Data:
[Start of Attachment]
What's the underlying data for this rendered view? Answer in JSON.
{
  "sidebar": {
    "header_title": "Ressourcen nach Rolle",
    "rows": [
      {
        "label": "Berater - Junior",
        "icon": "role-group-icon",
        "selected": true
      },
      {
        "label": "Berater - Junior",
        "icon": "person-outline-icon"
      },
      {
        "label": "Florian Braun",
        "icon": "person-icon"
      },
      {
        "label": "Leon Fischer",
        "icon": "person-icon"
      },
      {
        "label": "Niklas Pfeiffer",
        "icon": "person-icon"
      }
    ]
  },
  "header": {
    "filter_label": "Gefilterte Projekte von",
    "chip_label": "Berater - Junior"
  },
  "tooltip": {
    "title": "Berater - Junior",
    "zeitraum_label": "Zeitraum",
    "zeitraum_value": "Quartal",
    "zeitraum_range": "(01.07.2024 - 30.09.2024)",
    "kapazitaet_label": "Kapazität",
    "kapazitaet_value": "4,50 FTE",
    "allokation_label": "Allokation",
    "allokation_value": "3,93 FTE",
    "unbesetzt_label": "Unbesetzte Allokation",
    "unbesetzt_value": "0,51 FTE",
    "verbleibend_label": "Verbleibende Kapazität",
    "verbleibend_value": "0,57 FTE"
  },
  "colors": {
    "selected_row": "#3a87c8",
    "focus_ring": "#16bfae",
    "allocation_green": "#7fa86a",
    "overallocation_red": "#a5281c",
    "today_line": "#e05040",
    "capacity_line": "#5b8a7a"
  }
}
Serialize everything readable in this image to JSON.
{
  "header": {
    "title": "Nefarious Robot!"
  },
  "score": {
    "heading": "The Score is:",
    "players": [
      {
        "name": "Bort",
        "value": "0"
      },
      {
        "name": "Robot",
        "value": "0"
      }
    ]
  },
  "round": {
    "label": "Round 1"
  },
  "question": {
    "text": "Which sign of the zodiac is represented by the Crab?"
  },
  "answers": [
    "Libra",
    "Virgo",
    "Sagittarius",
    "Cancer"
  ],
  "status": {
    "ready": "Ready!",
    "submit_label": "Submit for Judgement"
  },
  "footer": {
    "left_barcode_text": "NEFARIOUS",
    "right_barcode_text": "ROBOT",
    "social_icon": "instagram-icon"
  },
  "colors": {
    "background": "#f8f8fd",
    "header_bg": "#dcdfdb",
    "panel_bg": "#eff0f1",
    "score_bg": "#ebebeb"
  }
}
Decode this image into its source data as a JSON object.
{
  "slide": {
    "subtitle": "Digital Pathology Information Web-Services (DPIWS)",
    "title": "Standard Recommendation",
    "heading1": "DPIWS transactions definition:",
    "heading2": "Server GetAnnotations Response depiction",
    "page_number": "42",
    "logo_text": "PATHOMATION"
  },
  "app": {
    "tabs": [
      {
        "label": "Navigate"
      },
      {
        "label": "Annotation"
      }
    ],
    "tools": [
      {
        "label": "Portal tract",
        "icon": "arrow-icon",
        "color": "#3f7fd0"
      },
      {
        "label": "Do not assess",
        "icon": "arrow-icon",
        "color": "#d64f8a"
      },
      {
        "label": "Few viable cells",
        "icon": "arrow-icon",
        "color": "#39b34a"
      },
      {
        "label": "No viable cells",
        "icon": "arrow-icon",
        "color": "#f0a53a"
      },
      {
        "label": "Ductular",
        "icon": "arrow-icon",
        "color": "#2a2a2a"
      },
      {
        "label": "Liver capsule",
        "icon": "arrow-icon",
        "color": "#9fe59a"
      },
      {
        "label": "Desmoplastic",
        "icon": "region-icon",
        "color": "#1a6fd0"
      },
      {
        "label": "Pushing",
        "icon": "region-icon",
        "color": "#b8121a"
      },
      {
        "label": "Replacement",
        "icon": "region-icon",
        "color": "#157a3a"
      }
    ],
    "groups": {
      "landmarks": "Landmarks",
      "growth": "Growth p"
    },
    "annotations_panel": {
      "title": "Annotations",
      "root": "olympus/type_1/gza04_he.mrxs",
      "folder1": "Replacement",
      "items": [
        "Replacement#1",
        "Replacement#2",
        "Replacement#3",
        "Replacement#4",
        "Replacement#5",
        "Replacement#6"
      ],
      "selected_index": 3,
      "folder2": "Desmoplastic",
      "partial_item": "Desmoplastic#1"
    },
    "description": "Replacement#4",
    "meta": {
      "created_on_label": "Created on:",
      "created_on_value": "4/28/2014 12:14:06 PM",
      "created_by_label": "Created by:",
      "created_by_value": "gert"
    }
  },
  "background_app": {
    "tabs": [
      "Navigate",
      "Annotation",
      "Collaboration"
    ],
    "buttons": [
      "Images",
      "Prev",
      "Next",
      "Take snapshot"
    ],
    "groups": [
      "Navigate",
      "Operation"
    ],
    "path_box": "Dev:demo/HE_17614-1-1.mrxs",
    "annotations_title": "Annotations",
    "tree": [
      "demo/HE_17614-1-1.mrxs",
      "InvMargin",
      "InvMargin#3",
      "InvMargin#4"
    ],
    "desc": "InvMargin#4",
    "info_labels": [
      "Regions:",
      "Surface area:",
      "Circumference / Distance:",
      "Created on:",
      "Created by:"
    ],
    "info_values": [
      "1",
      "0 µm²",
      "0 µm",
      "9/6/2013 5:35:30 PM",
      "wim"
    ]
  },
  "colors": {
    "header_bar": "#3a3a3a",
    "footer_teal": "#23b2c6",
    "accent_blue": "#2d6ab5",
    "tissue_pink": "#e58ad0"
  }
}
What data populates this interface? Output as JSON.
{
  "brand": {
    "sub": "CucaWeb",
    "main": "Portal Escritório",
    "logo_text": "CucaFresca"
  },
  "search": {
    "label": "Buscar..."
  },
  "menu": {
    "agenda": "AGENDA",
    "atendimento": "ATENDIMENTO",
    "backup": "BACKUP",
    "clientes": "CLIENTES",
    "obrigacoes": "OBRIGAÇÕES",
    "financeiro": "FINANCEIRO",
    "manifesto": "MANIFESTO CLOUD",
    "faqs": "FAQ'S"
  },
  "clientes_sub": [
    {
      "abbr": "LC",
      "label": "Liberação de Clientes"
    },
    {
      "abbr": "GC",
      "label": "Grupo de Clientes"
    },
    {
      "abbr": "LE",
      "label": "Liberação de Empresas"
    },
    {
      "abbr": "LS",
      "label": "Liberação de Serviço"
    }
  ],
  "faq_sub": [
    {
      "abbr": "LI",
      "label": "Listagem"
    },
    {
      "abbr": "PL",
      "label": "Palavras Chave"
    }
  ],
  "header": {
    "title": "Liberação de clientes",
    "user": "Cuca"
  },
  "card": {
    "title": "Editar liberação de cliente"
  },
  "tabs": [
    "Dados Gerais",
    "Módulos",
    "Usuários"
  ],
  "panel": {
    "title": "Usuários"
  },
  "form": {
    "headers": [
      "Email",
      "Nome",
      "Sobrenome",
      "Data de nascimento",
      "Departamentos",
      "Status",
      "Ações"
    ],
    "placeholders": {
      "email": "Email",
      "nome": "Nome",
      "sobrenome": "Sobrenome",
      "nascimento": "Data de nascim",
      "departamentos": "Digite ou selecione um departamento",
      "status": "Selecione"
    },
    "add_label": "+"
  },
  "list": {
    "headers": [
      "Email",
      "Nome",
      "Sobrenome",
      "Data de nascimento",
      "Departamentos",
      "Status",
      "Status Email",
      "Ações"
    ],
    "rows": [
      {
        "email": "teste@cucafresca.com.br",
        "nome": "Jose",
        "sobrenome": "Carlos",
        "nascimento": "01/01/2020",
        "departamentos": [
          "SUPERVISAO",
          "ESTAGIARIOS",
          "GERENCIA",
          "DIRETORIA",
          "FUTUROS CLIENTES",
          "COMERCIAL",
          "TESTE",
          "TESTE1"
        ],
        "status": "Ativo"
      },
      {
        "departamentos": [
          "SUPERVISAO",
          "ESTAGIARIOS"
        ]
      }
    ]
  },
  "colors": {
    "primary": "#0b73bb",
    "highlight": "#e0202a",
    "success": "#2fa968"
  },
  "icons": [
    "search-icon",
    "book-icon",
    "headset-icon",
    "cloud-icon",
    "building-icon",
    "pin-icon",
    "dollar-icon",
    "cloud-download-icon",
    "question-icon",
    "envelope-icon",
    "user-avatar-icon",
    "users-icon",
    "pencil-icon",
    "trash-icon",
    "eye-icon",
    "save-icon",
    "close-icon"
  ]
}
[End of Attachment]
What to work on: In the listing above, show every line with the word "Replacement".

Result of the task:
        "label": "Replacement",
      "folder1": "Replacement",
        "Replacement#1",
        "Replacement#2",
        "Replacement#3",
        "Replacement#4",
        "Replacement#5",
        "Replacement#6"
    "description": "Replacement#4",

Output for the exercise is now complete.